Clark County First quarter economic report
Running in place — or running twice as fast? First quarter was a mixed bag, as hopeful signs blended with lingering sluggishness
Sunday, April 24, 2011
The 146-year-old fictional dilemma rings depressingly true in Southwest Washington today.
“It takes all the running you can do, to keep in the same place,” the Red Queen famously said in Lewis Carroll’s “Alice in Wonderland.” “If you want to get somewhere else, you must run at least twice as fast as that!”
Top Clark County business stories of first quarter 2011

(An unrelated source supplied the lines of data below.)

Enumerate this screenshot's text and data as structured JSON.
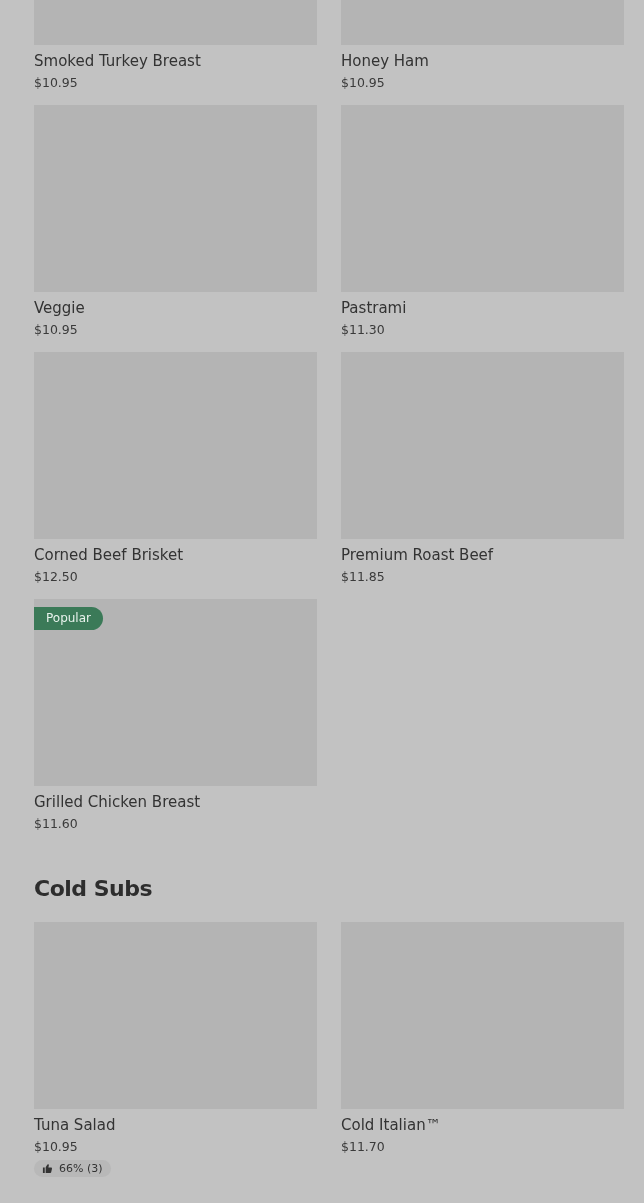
{
  "sections": [
    {
      "items": [
        {
          "name": "Smoked Turkey Breast",
          "price": "$10.95"
        },
        {
          "name": "Honey Ham",
          "price": "$10.95"
        },
        {
          "name": "Veggie",
          "price": "$10.95"
        },
        {
          "name": "Pastrami",
          "price": "$11.30"
        },
        {
          "name": "Corned Beef Brisket",
          "price": "$12.50"
        },
        {
          "name": "Premium Roast Beef",
          "price": "$11.85"
        },
        {
          "name": "Grilled Chicken Breast",
          "price": "$11.60",
          "badge": "Popular"
        }
      ]
    },
    {
      "title": "Cold Subs",
      "items": [
        {
          "name": "Tuna Salad",
          "price": "$10.95",
          "rating": "66% (3)"
        },
        {
          "name": "Cold Italian™",
          "price": "$11.70"
        }
      ]
    }
  ]
}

• PeaceHealth cements merger acquisition of Southwest Washington Medical Center, clearing the ground for the nonprofit to move its headquarters to Vancouver. That move is expected to bring 700 jobs in 10 years.
• Walmart opens in Woodland, hiring 300 people.
• Massive components that arrived by ship head by truck from Port of Vancouver to Canadian oil sands.
• New Seasons announces it’s coming to Vancouver.
• First Independent Bank celebrates financial turnaround, helped by cash infusions from the bank’s deep-pocketed board.
• Columbia and Snake river system work enables Tidewater Barge to rehires about 100 workers who had been idled.
• Burgerville announces it will close its downtown Vancouver restaurant by October to make way for apartments.
• Japan earthquake has repercussions for Japanese-owned Clark County employers, including SEH America. SEH had several Vancouver workers visiting the country when the quake hit.
• Vancouver-based Larry O. Collins Inc. calls it quits after 78 years in commercial construction.
There’s plenty of good news on Clark County’s horizon — construction at Fisher Investments in Camas portends future hiring; PeaceHealth says it will bring 700 jobs within 10 years of moving to Vancouver; Farwest Steel and BHP Billiton could relocate and hire about 300 workers once they follow through on plans for the Port of Vancouver.
But though Clark County’s job-seekers and economic boosters are running hard and fast for that horizon, it never seems to get any closer. Instead, “Unemployment remains disturbingly high in Southwest Washington, and job growth depressingly low,” said Scott Bailey, regional economist with the Washington Employment Security Department.
We’ve had more than two years to adjust to this new normal, but in the first three months of 2011, climbing rents, food costs and gasoline prices put a new strain on household budgets that had already been squeezed nearly dry.
For a while, Clark County’s jobless rate appeared to be improving. It peaked at 15.6 percent in March 2010 before dropping into the 13 percent range in the middle of the year. Since then, things have stalled.
In the first quarter of the year, unemployment continued to hover around 13 percent, the median home sold for 9.3 percent less than a year ago, gas prices climbed by 25 percent. Fuel is up even more since the start of April.
Beth Drake of Vancouver, who lives on a fixed income, said it’s increasingly hard to get by. “After I pay my bills, I have $100 left each month,” she said. “And with that I have to buy my groceries.”
Some good news did trickle in from around Clark County in the first quarter. Ridgefield-based Agave Denim said that sales were climbing. Vancouver-based Tidewater Barge hired back about 100 workers who had been temporarily laid off. Walmart opened its Woodland store — distressing to opponents of the big-box chain but heartening to the 300 people hired to work there.
But cuts elsewhere were deep enough to counteract that hiring. Wells Fargo laid off 68 workers from a Vancouver call center. Larry O. Collins Inc. closed after 78 years in commercial construction, citing a shortage of local projects, stiff competition and rising costs.
And a big earthquake in Japan, which devastated that country, brought uncertainty to one of Clark County’s major sectors: semiconductors.
Shin-Etsu Chemical Co., parent of Vancouver-based SEH America, was hard hit by the quake, and some of its Japanese operations were taken offline. In the short term that’s boosted Vancouver operations, which are at maximum capacity to make up for supply-chain shortfalls abroad.
But nobody yet knows how the industry’s recovery will ultimately affect U.S. semiconductor manufacturing.
Uncertainty is increasingly the name of the game, said Arun Raha, Washington’s chief economist, during a recent visit to Vancouver.
In April 2010, Raha was optimistic that recovery was well under way. Then Greece faced a paralyzing financial crisis that disrupted Europe, “and the economic recovery lost steam,” he said.
Since running fast and hard for the horizon doesn’t seem to be getting us any closer, that steam seems especially crucial today.